> Given entries:
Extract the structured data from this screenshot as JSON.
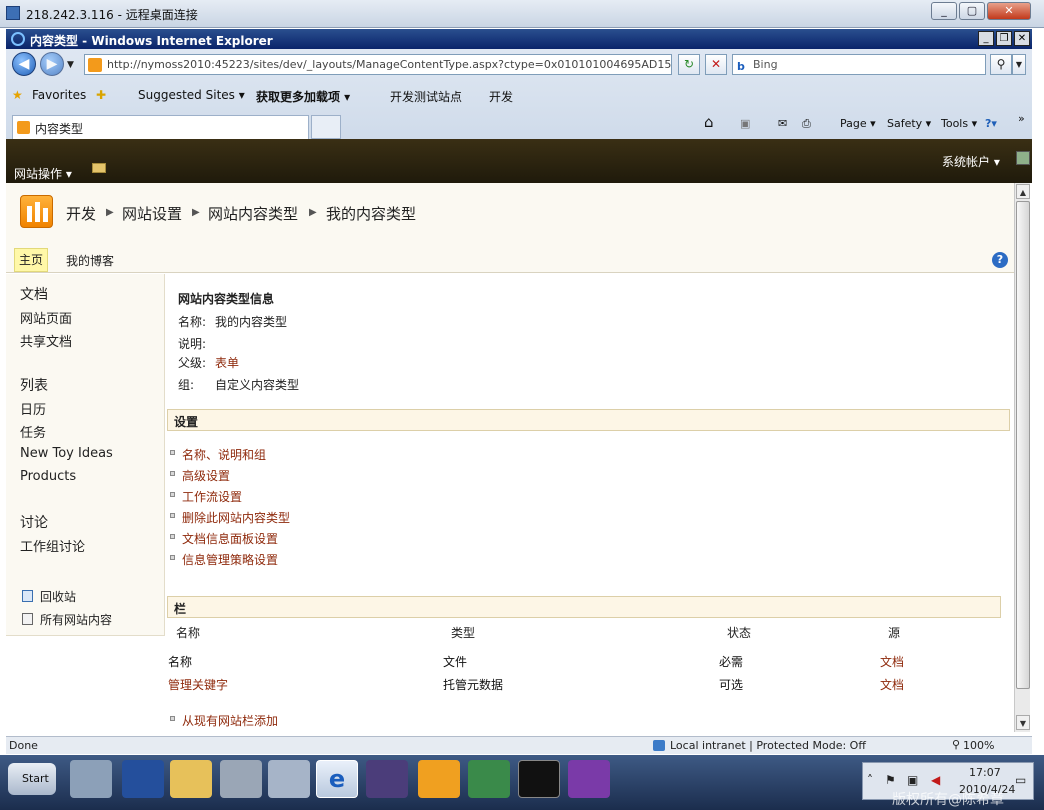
{
  "rdp_title": "218.242.3.116 - 远程桌面连接",
  "ie": {
    "title": "内容类型 - Windows Internet Explorer",
    "url": "http://nymoss2010:45223/sites/dev/_layouts/ManageContentType.aspx?ctype=0x010101004695AD15808CE24C",
    "search_placeholder": "Bing",
    "favorites": "Favorites",
    "fav_items": [
      "Suggested Sites ▾",
      "获取更多加载项 ▾",
      "开发测试站点",
      "开发"
    ],
    "tab_title": "内容类型",
    "cmds": [
      "Page ▾",
      "Safety ▾",
      "Tools ▾"
    ]
  },
  "sp": {
    "site_actions": "网站操作 ▾",
    "user": "系统帐户 ▾",
    "breadcrumb": [
      "开发",
      "网站设置",
      "网站内容类型",
      "我的内容类型"
    ],
    "topnav": [
      "主页",
      "我的博客"
    ],
    "leftnav": {
      "h1": "文档",
      "docs": [
        "网站页面",
        "共享文档"
      ],
      "h2": "列表",
      "lists": [
        "日历",
        "任务",
        "New Toy Ideas",
        "Products"
      ],
      "h3": "讨论",
      "disc": [
        "工作组讨论"
      ],
      "recycle": "回收站",
      "all": "所有网站内容"
    },
    "info": {
      "heading": "网站内容类型信息",
      "name_label": "名称:",
      "name": "我的内容类型",
      "desc_label": "说明:",
      "parent_label": "父级:",
      "parent": "表单",
      "group_label": "组:",
      "group": "自定义内容类型"
    },
    "settings_title": "设置",
    "settings_links": [
      "名称、说明和组",
      "高级设置",
      "工作流设置",
      "删除此网站内容类型",
      "文档信息面板设置",
      "信息管理策略设置"
    ],
    "columns_title": "栏",
    "col_headers": [
      "名称",
      "类型",
      "状态",
      "源"
    ],
    "rows": [
      [
        "名称",
        "文件",
        "必需",
        "文档"
      ],
      [
        "管理关键字",
        "托管元数据",
        "可选",
        "文档"
      ]
    ],
    "add_link": "从现有网站栏添加"
  },
  "status": {
    "left": "Done",
    "zone": "Local intranet | Protected Mode: Off",
    "zoom": "100%"
  },
  "taskbar": {
    "start": "Start",
    "time": "17:07",
    "date": "2010/4/24",
    "watermark": "版权所有@陈希章"
  }
}
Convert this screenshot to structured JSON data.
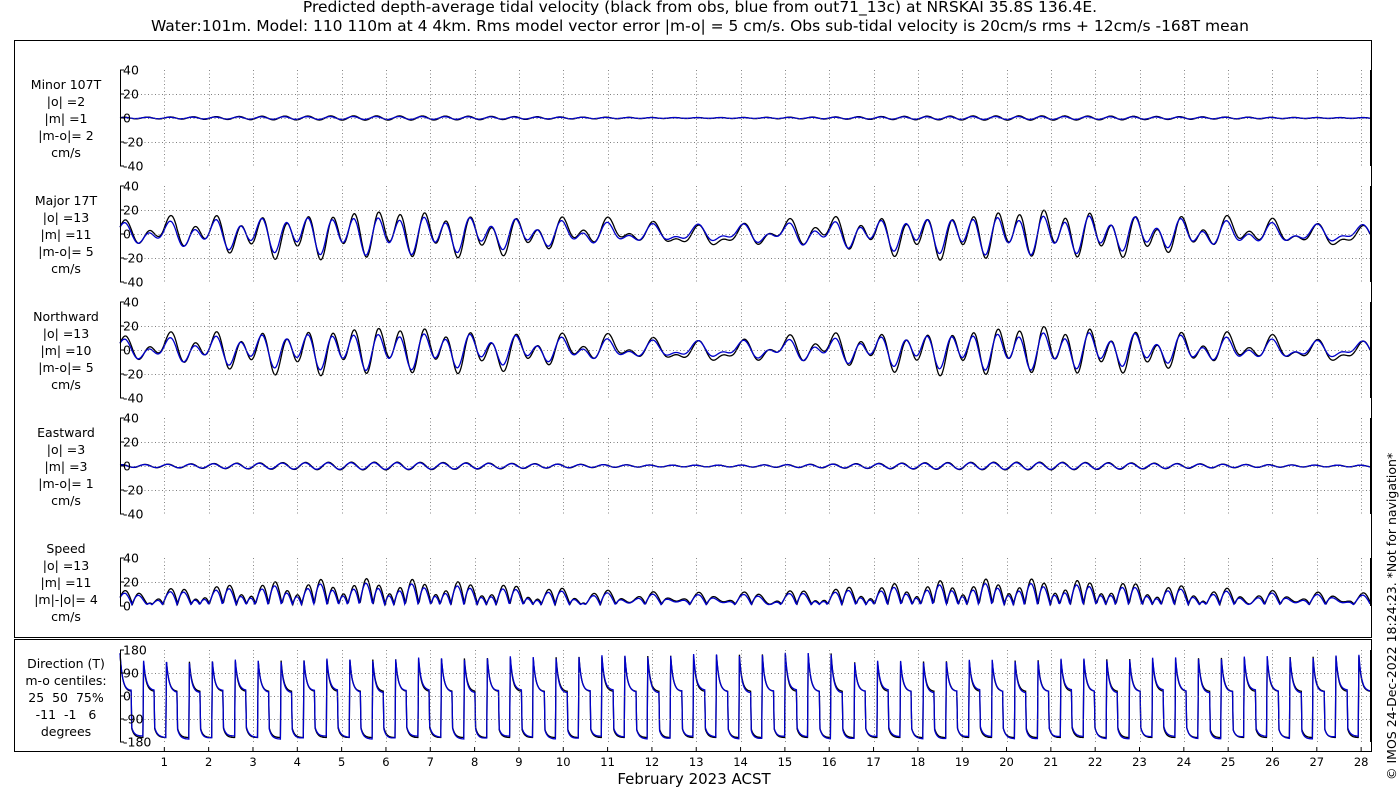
{
  "title": {
    "line1": "Predicted depth-average tidal velocity (black from obs, blue from out71_13c) at NRSKAI 35.8S 136.4E.",
    "line2": "Water:101m. Model: 110 110m at 4 4km. Rms model vector error |m-o| = 5 cm/s. Obs sub-tidal velocity is 20cm/s rms + 12cm/s -168T mean"
  },
  "watermark": "© IMOS 24-Dec-2022 18:24:23. *Not for navigation*",
  "xaxis": {
    "label": "February 2023 ACST",
    "ticks": [
      "1",
      "2",
      "3",
      "4",
      "5",
      "6",
      "7",
      "8",
      "9",
      "10",
      "11",
      "12",
      "13",
      "14",
      "15",
      "16",
      "17",
      "18",
      "19",
      "20",
      "21",
      "22",
      "23",
      "24",
      "25",
      "26",
      "27",
      "28"
    ]
  },
  "colors": {
    "obs": "#000000",
    "model": "#0000cc"
  },
  "panels": [
    {
      "id": "minor",
      "label_lines": [
        "Minor 107T",
        "|o| =2",
        "|m| =1",
        "|m-o|= 2",
        "cm/s"
      ],
      "yticks": [
        "40",
        "20",
        "0",
        "-20",
        "-40"
      ]
    },
    {
      "id": "major",
      "label_lines": [
        "Major 17T",
        "|o| =13",
        "|m| =11",
        "|m-o|= 5",
        "cm/s"
      ],
      "yticks": [
        "40",
        "20",
        "0",
        "-20",
        "-40"
      ]
    },
    {
      "id": "north",
      "label_lines": [
        "Northward",
        "|o| =13",
        "|m| =10",
        "|m-o|= 5",
        "cm/s"
      ],
      "yticks": [
        "40",
        "20",
        "0",
        "-20",
        "-40"
      ]
    },
    {
      "id": "east",
      "label_lines": [
        "Eastward",
        "|o| =3",
        "|m| =3",
        "|m-o|= 1",
        "cm/s"
      ],
      "yticks": [
        "40",
        "20",
        "0",
        "-20",
        "-40"
      ]
    },
    {
      "id": "speed",
      "label_lines": [
        "Speed",
        "|o| =13",
        "|m| =11",
        "|m|-|o|= 4",
        "cm/s"
      ],
      "yticks": [
        "40",
        "20",
        "0"
      ]
    },
    {
      "id": "direction",
      "label_lines": [
        "Direction (T)",
        "m-o centiles:",
        "25  50  75%",
        "-11  -1   6",
        "degrees"
      ],
      "yticks": [
        "180",
        "90",
        "0",
        "-90",
        "-180"
      ]
    }
  ],
  "chart_data": {
    "type": "line",
    "xlabel": "February 2023 ACST",
    "x_range": [
      0,
      28.2
    ],
    "series": [
      {
        "name": "obs",
        "color": "#000000"
      },
      {
        "name": "out71_13c",
        "color": "#0000cc"
      }
    ],
    "panels": [
      {
        "name": "Minor 107T",
        "ylim": [
          -40,
          40
        ],
        "obs_amplitude": 2,
        "model_amplitude": 1,
        "rms_error": 2
      },
      {
        "name": "Major 17T",
        "ylim": [
          -40,
          40
        ],
        "obs_amplitude": 13,
        "model_amplitude": 11,
        "rms_error": 5
      },
      {
        "name": "Northward",
        "ylim": [
          -40,
          40
        ],
        "obs_amplitude": 13,
        "model_amplitude": 10,
        "rms_error": 5
      },
      {
        "name": "Eastward",
        "ylim": [
          -40,
          40
        ],
        "obs_amplitude": 3,
        "model_amplitude": 3,
        "rms_error": 1
      },
      {
        "name": "Speed",
        "ylim": [
          0,
          40
        ],
        "obs_amplitude": 13,
        "model_amplitude": 11,
        "speed_difference": 4
      },
      {
        "name": "Direction (T)",
        "ylim": [
          -180,
          180
        ],
        "centiles": [
          25,
          50,
          75
        ],
        "centile_values_deg": [
          -11,
          -1,
          6
        ]
      }
    ]
  }
}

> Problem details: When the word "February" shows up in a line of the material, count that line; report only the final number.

> Answer box: 2